“There’s a lot of gray area in that because if you ever notice the size of the tractors and the equipment that some farmers have they can go through two to three inches of frost in that ground,” Bambauer explained. “So the ground will carry the equipment they [farmers] can legally get it [their equipment] to till even though they don’t get a till … they’re in the right, they’re not being illegal with what they do.”

The third set of rules applies to businesses, such as Bambauer Fertilizer, who needs a license because of the amount of tonnage of manure spread during the year. Those regulations are stiffer than what it is for the individual farmer.

“As far as setbacks, timing and the amount of paperwork that we go through when we spread manure, we have to have a weather report printed out, we go through a yearly license and inspection and our records are checked to make sure that we’re doing things the right way,” he added.”[It’s] no wonder that people are confused out here with what goes on. If they have a problem or somebody sees something they don’t think it’s right, they need to call the local soil [and] water conservation district or you can call the Ohio Department of Agriculture.”

Henderson: Despite limited experience in this field, Henderson said he attended the H2Ohio program and while people near GLSM and Mercer County are continuing to deal with phosphorus runoff, he praised Gov. Mike DeWine for “putting his arms” around the issue by investing in $30 million in the first year for the 30 counties in northwest Ohio as they deal with the Lake Erie Watershed. 

“Auglaize, Allen and many other counties will benefit from the hunt and additional $172 million that has been allocated.”

Question: Women’s domestic violence against their spouse seems to be on the rise.
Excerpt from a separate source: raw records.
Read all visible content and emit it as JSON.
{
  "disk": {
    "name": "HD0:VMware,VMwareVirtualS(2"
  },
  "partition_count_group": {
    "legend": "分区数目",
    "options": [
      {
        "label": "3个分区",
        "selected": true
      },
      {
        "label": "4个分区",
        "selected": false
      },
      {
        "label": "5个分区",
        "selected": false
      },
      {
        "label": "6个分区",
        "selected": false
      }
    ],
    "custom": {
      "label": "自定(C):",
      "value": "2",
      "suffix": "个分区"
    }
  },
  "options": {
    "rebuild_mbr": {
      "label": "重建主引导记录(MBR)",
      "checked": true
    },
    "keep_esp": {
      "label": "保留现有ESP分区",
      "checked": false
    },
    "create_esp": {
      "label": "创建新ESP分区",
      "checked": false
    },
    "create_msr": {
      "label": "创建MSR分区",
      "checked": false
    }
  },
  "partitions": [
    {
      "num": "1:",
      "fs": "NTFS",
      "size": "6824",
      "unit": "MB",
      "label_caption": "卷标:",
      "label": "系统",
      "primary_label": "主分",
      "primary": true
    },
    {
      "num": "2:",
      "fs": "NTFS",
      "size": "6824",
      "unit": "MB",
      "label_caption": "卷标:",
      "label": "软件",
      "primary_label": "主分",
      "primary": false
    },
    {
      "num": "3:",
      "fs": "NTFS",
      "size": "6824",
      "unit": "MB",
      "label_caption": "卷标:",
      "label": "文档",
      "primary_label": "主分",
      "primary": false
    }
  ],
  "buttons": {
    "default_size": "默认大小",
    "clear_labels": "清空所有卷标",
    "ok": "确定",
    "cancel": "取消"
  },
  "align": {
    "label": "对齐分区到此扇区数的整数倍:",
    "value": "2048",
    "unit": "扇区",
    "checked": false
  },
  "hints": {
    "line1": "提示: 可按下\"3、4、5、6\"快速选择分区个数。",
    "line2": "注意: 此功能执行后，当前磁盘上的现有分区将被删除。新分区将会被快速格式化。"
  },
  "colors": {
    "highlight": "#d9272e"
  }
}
Do we need a male facility for the county that houses those involved with domestic violence, similar to what exists for women?

Henderson: Praised the Auglaize County Crisis Center and the services it provides to women who have suffered some kind of domestic violence and speaking along those lines, as a board member of the Mental Health and Recovery Services, he understands how high the suicide rate for ages 10 to 14 and 15 to 34.

“I know there’s probably no one in this room that hasn’t been affected by that and one way or another unfortunately, so I’m glad that I’m on the board of directors working in conjunction with the county commissioners,” Henderson added.

Bambauer: He and his wife have volunteered for the crisis center in the past and while it has the ability to house women in the county and provide them with all kinds of different services, the crisis center also provides the same services for males who have been abused. 

Bambauer said while the center does not provide the same housing as women, it will provide some sort of alternate housing to men.

Closing Statements

Henderson: He said this race is not about the amount of yard signs one candidate has against another, it’s about getting out and solving the whatever problems the county has. 

“One of the questions was what’s the biggest problem in Auglaize County and my simple answer is I didn’t know we had any problems in Auglaize County,” Henderson said. “I think they’ve done a strategic, mathematically-sound job of doing what county commissioners are elected to do and I look forward to that continued leadership that I’ve done over the past 22 years.”

Bambauer: Bambauer stated that he loves Auglaize County and he has always had an interest in county government.

“I think I suit that position well because of my past experience serving as a Washington Township fiscal officer, being in private business, doing my service in my community,” he added. “I just feel like I have a big overview picture of what goes on in our county and hopefully I can uphold and do as well as our county leadership has as long as I can remember.”

Category: